- Distinguished Service Cross – “for extraordinary heroism in action on or about 18 January 1942” in a “commando action” at Mount Natib, Bataan
- Silver Star – “for gallantry in action during February 1942 in Bataan while serving as Assistant G-2, 21st Division, Philippine Army”
- Purple Heart – a clipping noted that Marcos “received 4 of these medals for being wounded in 4 separate encounters in Bataan”
Another newspaper clipping said that Marcos was awarded two Silver Star medals. This second Silver Star, according to Marcos of the Philippines by Hartzell Spence, was for “defending Bessang Pass” from Japanese forces in Ilocos Sur.
A document Ang Mga Maharlika: Its History in Brief – which Marcos provided the US military to prove the existence of his supposed guerrilla unit – also talked about the 3 medals.
What NHCP, historians say
The NHCP, in its study, concluded that the US officials “knew that Mr. Marcos had never received the DSC and the Silver Star,” citing a telegram sent days before Marcos’ state visit to the US in September 1982.
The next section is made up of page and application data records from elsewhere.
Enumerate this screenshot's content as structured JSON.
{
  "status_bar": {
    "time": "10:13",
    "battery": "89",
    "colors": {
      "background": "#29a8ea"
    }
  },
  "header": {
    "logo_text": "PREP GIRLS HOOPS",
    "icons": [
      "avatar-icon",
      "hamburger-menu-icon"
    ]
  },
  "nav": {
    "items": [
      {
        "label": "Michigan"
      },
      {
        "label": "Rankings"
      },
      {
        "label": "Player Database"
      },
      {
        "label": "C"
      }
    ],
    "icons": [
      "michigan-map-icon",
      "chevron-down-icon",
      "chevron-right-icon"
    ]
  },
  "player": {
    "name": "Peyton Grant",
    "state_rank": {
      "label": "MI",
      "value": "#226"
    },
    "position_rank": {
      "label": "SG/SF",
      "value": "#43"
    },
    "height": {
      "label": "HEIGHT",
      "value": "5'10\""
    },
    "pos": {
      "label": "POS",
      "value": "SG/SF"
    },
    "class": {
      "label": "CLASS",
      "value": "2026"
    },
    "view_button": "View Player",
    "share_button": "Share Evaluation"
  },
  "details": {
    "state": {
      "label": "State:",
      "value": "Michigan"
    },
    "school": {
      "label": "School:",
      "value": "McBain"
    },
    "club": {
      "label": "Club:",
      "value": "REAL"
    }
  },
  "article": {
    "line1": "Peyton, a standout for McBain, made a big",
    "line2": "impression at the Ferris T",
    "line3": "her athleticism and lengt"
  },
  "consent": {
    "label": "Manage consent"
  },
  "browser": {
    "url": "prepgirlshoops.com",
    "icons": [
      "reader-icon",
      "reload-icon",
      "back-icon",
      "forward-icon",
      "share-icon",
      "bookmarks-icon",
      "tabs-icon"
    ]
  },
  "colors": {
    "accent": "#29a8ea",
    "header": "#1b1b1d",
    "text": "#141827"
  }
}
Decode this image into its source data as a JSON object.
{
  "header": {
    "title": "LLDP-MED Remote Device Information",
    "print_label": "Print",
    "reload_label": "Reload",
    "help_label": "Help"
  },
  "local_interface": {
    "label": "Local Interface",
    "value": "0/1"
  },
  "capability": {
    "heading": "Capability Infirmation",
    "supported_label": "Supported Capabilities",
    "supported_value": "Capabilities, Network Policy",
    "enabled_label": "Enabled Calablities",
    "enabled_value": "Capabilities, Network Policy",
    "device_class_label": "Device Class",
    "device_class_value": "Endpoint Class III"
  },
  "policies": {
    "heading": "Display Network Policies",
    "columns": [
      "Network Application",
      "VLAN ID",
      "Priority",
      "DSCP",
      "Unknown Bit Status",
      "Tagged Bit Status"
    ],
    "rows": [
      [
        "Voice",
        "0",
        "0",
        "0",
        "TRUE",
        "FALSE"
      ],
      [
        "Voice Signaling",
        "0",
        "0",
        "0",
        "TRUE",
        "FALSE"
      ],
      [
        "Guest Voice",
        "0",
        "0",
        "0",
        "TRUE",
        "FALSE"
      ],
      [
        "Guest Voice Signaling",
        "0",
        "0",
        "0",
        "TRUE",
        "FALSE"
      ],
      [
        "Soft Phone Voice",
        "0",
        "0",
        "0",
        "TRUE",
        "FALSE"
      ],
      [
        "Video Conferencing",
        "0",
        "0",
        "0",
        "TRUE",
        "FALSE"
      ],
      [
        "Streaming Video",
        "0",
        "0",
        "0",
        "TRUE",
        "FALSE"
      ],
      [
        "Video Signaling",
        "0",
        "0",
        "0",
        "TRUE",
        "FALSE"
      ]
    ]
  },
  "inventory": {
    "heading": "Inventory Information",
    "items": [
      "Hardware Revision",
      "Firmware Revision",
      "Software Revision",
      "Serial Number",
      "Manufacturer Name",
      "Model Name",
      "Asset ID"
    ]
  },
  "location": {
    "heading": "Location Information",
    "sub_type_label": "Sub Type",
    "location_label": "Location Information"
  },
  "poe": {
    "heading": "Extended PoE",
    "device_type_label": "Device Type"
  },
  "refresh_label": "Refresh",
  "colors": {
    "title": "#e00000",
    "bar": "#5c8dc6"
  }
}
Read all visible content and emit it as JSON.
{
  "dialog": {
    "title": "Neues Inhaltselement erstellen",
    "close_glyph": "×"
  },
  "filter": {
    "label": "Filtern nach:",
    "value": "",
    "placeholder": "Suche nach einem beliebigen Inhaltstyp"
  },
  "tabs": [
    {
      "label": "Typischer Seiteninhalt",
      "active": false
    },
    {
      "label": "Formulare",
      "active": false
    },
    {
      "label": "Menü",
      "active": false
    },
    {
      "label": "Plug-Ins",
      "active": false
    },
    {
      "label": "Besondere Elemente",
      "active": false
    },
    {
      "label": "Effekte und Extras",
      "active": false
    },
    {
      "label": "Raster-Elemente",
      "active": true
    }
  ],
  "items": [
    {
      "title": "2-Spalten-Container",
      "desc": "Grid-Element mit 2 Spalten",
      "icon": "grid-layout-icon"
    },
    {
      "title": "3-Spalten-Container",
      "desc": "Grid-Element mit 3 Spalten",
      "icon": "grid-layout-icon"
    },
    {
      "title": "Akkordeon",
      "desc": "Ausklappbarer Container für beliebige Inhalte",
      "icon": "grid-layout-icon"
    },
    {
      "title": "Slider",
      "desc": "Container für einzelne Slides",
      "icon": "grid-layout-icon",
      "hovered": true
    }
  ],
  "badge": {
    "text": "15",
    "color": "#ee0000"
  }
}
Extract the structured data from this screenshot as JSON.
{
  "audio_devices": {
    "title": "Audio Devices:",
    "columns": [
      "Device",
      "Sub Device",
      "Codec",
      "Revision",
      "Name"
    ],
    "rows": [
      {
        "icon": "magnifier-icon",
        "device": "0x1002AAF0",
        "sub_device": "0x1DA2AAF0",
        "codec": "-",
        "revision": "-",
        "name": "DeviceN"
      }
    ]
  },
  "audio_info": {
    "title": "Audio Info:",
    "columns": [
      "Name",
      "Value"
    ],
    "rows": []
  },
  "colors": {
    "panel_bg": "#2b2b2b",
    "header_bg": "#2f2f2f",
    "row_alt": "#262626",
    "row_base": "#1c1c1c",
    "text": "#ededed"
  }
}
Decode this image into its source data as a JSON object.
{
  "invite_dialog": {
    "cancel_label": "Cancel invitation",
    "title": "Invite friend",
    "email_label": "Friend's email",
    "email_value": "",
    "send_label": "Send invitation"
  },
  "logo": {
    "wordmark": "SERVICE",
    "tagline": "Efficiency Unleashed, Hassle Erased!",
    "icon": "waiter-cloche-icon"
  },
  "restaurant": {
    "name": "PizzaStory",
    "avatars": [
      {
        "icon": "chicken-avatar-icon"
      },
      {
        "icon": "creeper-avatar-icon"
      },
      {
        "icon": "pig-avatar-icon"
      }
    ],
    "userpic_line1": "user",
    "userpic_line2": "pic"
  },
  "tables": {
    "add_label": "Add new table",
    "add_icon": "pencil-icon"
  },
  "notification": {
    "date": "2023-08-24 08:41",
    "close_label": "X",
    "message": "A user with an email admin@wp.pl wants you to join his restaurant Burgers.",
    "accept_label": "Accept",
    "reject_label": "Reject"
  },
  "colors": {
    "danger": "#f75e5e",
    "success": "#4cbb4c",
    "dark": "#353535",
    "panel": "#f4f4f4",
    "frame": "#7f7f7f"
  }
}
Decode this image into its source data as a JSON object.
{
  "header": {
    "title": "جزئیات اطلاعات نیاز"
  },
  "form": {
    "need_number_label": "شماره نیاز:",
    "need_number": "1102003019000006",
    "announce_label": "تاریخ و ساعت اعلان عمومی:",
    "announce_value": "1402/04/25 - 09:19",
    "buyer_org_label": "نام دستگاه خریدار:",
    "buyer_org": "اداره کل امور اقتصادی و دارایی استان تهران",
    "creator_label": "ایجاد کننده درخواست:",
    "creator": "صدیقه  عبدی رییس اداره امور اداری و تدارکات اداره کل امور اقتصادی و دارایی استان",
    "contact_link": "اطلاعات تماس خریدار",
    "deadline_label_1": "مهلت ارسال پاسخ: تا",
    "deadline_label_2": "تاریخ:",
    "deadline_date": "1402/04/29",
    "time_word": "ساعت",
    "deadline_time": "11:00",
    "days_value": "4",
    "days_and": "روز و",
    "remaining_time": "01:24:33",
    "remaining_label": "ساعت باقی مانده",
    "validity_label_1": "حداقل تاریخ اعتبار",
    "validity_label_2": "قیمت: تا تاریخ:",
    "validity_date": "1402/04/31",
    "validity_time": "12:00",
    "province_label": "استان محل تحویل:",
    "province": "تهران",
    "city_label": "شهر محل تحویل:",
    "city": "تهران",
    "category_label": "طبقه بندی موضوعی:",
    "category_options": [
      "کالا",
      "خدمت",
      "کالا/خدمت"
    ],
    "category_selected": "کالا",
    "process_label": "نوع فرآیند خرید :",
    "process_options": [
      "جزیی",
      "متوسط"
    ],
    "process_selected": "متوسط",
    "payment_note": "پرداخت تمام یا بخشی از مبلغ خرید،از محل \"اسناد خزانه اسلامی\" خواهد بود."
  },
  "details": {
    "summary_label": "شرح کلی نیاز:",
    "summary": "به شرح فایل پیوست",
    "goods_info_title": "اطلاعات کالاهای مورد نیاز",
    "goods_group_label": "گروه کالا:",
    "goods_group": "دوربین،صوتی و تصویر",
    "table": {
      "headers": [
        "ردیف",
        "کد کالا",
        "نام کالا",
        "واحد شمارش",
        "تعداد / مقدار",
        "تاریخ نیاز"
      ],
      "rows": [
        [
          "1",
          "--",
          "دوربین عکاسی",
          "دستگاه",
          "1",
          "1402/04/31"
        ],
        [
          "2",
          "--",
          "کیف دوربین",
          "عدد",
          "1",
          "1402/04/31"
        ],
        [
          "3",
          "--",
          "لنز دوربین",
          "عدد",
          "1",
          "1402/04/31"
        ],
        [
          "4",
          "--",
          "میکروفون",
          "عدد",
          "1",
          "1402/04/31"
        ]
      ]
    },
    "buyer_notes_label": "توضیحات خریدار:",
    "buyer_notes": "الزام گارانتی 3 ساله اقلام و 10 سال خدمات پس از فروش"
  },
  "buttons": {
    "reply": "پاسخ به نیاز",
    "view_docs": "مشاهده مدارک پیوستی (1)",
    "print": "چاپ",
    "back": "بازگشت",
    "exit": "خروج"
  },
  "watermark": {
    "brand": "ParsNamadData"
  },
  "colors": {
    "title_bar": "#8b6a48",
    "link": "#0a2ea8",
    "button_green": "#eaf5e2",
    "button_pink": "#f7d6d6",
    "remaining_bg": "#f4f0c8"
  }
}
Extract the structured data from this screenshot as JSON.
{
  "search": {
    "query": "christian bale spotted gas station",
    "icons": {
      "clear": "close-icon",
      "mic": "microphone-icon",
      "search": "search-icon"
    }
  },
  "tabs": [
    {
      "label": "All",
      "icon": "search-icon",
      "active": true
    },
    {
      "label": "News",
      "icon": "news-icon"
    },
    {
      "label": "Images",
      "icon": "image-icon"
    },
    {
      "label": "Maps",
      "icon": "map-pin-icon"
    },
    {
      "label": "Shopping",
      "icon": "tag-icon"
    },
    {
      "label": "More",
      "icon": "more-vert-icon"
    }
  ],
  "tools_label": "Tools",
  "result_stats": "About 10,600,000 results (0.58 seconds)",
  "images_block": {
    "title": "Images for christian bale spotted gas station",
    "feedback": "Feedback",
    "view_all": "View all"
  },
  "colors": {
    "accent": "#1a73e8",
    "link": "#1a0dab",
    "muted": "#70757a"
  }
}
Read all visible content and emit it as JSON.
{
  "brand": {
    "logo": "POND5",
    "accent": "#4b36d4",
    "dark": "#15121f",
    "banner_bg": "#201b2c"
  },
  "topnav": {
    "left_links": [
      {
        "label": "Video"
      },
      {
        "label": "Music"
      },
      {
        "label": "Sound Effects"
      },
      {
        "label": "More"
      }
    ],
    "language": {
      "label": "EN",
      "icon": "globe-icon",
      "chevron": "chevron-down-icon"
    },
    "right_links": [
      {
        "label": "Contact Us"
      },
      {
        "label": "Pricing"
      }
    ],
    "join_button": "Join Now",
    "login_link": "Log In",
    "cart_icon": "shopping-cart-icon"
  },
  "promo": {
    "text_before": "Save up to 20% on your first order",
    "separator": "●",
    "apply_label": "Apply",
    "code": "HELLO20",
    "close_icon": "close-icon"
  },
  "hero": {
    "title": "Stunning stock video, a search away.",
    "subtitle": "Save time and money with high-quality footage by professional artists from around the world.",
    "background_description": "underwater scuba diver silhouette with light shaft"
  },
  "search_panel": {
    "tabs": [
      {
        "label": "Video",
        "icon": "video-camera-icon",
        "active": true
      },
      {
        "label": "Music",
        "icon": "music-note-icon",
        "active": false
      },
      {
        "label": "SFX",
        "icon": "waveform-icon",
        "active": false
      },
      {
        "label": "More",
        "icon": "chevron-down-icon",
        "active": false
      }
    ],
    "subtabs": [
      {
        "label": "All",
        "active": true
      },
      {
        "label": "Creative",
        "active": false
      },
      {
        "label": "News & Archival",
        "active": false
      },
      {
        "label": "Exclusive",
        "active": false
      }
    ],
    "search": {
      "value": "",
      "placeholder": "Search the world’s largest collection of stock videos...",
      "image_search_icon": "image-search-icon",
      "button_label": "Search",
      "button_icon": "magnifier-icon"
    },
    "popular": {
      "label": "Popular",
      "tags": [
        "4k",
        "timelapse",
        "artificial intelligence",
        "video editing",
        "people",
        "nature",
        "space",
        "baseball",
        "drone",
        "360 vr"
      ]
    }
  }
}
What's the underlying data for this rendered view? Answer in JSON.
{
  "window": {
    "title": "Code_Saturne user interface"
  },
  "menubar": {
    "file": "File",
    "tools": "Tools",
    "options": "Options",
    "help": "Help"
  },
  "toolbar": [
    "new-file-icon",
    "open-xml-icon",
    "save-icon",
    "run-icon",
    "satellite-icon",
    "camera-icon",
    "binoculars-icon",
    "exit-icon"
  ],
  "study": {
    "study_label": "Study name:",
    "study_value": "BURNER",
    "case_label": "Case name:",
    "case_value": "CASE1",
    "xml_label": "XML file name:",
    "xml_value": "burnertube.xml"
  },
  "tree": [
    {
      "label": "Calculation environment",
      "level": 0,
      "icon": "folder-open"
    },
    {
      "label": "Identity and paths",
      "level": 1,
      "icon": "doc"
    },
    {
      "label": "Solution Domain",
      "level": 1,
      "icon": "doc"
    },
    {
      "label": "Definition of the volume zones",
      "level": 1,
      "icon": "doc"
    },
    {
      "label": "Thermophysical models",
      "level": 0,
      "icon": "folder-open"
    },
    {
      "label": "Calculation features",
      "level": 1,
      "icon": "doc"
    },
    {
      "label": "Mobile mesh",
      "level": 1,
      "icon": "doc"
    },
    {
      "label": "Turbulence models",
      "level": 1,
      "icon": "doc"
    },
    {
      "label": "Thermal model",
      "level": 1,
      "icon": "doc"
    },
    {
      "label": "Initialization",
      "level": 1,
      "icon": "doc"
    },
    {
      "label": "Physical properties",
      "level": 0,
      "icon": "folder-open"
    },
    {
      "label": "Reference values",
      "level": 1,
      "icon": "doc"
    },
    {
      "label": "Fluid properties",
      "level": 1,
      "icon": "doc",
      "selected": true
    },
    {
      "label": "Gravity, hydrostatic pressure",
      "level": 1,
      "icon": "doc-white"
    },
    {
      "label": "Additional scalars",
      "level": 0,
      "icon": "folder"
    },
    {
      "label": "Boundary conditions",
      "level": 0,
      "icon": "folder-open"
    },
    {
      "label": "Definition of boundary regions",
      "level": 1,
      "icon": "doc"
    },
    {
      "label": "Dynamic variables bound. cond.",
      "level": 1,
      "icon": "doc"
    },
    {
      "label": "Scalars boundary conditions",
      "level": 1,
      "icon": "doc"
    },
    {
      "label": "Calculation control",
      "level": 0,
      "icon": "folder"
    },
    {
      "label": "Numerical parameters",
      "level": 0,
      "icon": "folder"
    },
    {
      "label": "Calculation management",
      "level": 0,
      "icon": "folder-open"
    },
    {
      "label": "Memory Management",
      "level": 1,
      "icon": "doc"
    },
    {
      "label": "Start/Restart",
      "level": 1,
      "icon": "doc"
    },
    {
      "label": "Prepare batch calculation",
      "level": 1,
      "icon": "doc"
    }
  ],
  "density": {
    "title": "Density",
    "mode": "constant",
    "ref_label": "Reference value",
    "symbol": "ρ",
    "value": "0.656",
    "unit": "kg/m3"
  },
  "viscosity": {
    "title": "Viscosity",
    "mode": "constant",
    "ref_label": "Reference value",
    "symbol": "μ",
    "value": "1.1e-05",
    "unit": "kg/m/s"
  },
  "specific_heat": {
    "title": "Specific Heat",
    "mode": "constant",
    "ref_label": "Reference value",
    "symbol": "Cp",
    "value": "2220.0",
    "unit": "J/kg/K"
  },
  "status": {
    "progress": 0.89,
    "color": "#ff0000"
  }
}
The commission also noted that the official websites of these 3 medals “do not list Maj. Marcos as a recipient of these awards.” The NHCP likewise reiterated the result of a US military investigation, where it did not recognize Marcos’ supposed guerrilla unit, Ang Mga Maharlika.
The research by historian and professor Ricardo Jose was also cited in NHCP’s study. Jose said that he was not able to find any reference to a claim in Marcos’ biographies that General Douglas MacArthur himself pinned the Distinguished Service Cross on the young major.
In his research, Gillego discovered that out of the 33 medals Marcos reportedly received, only two could be given during the war: the Philippine Gold Cross and the US Distinguished Service Cross. Nonetheless, these two citations were debunked by two of Marcos’ superiors themselves in the 14th Infrantry, whom Gillego was able to interview.
Two retired US war veterans refuted Gillego’s findings. But another investigation by then-Washington Post assistant foreign editor John Sharkey found no records from US military archives and World War II survivors to corroborate Marcos’ US war medal claims.
“An 18-month effort to verify Marcos’ claims to high American decorations raises serious doubts about whether he actually was awarded them,” Sharkey wrote.
There were also doubts raised about Marcos’ travails at Bessang Pass. An ABS-CBN reportquoted the son of Colonel Conrado Rigor Sr as saying that his father was the real hero of Bessang Pass, and that Marcos was not even there.